→ Exercise data
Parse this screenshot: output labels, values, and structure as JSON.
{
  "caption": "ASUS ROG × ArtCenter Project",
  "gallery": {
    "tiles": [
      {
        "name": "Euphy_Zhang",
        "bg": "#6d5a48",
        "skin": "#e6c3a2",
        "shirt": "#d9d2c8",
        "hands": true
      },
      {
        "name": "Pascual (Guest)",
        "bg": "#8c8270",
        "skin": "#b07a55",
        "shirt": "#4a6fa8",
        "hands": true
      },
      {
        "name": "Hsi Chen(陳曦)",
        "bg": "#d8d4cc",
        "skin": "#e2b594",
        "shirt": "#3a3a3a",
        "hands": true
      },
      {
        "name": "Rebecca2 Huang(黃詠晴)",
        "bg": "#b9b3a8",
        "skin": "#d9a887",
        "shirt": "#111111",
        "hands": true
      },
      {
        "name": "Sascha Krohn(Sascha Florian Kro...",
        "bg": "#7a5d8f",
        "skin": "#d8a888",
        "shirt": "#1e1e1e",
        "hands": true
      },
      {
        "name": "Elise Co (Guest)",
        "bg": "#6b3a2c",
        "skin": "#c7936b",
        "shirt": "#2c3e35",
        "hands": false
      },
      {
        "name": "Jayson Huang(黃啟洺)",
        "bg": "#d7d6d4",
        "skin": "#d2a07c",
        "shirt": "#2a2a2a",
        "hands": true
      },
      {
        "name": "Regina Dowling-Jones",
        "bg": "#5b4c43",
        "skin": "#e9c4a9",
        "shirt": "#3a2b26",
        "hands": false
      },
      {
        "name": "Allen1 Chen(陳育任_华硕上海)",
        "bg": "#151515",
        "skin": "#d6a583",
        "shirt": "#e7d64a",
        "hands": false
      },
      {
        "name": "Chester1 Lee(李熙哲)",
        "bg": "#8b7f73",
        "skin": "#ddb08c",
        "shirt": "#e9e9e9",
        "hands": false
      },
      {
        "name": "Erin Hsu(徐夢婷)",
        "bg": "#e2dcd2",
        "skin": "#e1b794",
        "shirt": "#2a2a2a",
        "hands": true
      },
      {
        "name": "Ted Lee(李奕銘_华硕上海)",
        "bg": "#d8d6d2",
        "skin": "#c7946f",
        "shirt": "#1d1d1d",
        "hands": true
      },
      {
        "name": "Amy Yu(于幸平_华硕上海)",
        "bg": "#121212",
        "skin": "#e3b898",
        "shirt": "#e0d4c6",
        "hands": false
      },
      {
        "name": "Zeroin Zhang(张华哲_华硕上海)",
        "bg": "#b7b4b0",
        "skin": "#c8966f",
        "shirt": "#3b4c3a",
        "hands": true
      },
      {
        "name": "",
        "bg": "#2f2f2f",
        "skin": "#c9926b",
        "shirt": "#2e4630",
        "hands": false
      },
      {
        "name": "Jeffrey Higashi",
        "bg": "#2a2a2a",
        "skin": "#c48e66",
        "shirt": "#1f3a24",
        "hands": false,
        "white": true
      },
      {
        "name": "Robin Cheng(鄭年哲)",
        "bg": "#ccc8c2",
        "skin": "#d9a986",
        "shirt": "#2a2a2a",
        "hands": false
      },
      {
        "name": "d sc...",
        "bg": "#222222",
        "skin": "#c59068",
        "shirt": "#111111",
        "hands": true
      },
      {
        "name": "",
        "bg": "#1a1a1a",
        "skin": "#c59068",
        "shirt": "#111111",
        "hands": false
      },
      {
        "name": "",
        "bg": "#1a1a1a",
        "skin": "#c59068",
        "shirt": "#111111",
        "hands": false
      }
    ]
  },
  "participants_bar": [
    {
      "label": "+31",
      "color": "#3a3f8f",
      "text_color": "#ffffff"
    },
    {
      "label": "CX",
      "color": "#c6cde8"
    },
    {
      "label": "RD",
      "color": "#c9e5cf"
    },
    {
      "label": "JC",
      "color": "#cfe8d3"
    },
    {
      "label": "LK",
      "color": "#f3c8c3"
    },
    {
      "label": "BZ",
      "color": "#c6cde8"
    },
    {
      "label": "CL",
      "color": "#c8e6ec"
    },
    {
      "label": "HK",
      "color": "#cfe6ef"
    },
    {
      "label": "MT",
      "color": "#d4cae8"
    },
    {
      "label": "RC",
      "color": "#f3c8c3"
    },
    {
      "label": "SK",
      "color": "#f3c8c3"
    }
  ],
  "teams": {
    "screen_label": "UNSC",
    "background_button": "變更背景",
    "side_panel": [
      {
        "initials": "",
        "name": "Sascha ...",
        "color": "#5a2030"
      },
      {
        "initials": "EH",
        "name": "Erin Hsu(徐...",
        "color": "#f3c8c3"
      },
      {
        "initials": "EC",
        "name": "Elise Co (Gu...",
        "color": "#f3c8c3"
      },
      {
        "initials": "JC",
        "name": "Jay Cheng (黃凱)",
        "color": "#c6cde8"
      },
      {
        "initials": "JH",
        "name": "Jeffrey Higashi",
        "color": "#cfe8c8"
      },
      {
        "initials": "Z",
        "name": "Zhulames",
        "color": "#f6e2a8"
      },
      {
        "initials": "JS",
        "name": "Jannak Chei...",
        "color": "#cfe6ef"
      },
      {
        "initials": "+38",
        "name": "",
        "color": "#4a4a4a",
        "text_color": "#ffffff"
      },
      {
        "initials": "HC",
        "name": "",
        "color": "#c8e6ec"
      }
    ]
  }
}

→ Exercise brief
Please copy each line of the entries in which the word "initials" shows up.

→ Solved problem
        "initials": "",
        "initials": "EH",
        "initials": "EC",
        "initials": "JC",
        "initials": "JH",
        "initials": "Z",
        "initials": "JS",
        "initials": "+38",
        "initials": "HC",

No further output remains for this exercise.